## EXERCISE DIRECTIONS:
Below are the records; repeat them in full, exactly.

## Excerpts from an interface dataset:
-- Opening Marker --

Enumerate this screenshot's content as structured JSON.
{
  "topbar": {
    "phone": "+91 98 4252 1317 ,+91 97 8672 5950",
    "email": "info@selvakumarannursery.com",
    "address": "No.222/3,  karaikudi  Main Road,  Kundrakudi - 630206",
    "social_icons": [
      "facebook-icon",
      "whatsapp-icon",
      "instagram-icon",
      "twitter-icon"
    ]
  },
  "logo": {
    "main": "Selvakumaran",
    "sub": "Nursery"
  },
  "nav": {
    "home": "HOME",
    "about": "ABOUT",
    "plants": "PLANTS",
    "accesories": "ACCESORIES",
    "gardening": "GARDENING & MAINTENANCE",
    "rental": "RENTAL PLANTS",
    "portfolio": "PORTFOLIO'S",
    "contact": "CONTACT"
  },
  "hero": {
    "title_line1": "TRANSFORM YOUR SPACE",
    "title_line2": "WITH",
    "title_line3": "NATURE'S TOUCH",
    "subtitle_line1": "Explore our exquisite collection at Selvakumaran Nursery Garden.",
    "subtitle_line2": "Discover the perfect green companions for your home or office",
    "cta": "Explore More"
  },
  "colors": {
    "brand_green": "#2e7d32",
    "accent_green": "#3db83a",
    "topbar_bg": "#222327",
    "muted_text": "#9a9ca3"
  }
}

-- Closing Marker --

## EXPECTED ANSWER:
Enumerate this screenshot's content as structured JSON.
{
  "topbar": {
    "phone": "+91 98 4252 1317 ,+91 97 8672 5950",
    "email": "info@selvakumarannursery.com",
    "address": "No.222/3,  karaikudi  Main Road,  Kundrakudi - 630206",
    "social_icons": [
      "facebook-icon",
      "whatsapp-icon",
      "instagram-icon",
      "twitter-icon"
    ]
  },
  "logo": {
    "main": "Selvakumaran",
    "sub": "Nursery"
  },
  "nav": {
    "home": "HOME",
    "about": "ABOUT",
    "plants": "PLANTS",
    "accesories": "ACCESORIES",
    "gardening": "GARDENING & MAINTENANCE",
    "rental": "RENTAL PLANTS",
    "portfolio": "PORTFOLIO'S",
    "contact": "CONTACT"
  },
  "hero": {
    "title_line1": "TRANSFORM YOUR SPACE",
    "title_line2": "WITH",
    "title_line3": "NATURE'S TOUCH",
    "subtitle_line1": "Explore our exquisite collection at Selvakumaran Nursery Garden.",
    "subtitle_line2": "Discover the perfect green companions for your home or office",
    "cta": "Explore More"
  },
  "colors": {
    "brand_green": "#2e7d32",
    "accent_green": "#3db83a",
    "topbar_bg": "#222327",
    "muted_text": "#9a9ca3"
  }
}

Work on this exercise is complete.